Instructions to follow - Take from the listing each line that has the string "name".

• • • • •

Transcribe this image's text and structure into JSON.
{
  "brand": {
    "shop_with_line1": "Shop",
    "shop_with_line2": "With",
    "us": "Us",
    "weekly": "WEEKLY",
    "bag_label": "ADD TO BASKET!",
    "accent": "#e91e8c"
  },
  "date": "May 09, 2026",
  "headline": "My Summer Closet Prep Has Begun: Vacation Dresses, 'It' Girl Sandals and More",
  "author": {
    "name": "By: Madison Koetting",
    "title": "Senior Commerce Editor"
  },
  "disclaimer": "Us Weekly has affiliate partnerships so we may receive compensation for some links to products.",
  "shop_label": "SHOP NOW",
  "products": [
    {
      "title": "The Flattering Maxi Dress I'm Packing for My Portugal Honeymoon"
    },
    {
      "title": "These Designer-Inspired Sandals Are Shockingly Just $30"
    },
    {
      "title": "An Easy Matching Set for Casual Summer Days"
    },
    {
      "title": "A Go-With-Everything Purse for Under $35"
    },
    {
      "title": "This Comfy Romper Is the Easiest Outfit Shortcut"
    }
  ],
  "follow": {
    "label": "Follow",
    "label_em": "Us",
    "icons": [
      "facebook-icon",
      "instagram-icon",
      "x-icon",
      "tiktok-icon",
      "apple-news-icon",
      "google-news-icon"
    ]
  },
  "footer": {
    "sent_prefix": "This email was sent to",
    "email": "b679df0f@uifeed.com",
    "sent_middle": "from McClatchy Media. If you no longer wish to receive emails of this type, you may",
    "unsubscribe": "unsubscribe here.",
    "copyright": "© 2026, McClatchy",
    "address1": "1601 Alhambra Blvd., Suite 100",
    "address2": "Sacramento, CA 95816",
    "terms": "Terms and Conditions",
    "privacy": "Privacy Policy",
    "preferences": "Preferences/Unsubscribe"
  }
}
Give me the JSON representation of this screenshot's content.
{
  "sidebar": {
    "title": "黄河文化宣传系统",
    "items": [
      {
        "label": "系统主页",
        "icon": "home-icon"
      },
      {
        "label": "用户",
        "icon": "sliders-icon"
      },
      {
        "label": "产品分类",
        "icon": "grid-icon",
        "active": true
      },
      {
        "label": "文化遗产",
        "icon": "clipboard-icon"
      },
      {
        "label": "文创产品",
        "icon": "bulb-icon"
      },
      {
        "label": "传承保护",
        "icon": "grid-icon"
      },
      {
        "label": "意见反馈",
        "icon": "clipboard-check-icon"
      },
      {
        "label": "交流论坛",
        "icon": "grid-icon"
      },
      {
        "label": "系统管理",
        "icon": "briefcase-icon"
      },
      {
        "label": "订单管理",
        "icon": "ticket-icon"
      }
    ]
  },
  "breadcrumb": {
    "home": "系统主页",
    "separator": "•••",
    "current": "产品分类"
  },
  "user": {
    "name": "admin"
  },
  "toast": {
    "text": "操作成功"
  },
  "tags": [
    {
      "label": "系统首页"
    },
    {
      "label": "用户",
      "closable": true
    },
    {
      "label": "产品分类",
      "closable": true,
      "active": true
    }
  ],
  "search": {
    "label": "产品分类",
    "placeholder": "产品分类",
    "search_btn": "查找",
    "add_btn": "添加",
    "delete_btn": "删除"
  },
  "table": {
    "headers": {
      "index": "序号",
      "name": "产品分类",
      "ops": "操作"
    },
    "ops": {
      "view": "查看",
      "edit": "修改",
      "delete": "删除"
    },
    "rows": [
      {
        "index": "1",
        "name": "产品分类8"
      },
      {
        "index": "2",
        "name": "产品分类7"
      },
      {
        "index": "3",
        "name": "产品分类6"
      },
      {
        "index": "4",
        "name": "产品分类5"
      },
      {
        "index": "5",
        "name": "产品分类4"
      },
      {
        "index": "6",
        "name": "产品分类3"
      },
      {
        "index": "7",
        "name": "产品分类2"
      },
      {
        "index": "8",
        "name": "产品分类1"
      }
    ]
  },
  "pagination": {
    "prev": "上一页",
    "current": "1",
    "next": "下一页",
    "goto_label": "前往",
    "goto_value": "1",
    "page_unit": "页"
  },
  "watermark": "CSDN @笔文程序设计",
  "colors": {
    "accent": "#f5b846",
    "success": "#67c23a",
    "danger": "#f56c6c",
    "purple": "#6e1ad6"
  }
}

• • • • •

Answer to this problem -
    "name": "By: Madison Koetting",
    "name": "admin"
      "name": "产品分类",
        "name": "产品分类8"
        "name": "产品分类7"
        "name": "产品分类6"
        "name": "产品分类5"
        "name": "产品分类4"
        "name": "产品分类3"
        "name": "产品分类2"
        "name": "产品分类1"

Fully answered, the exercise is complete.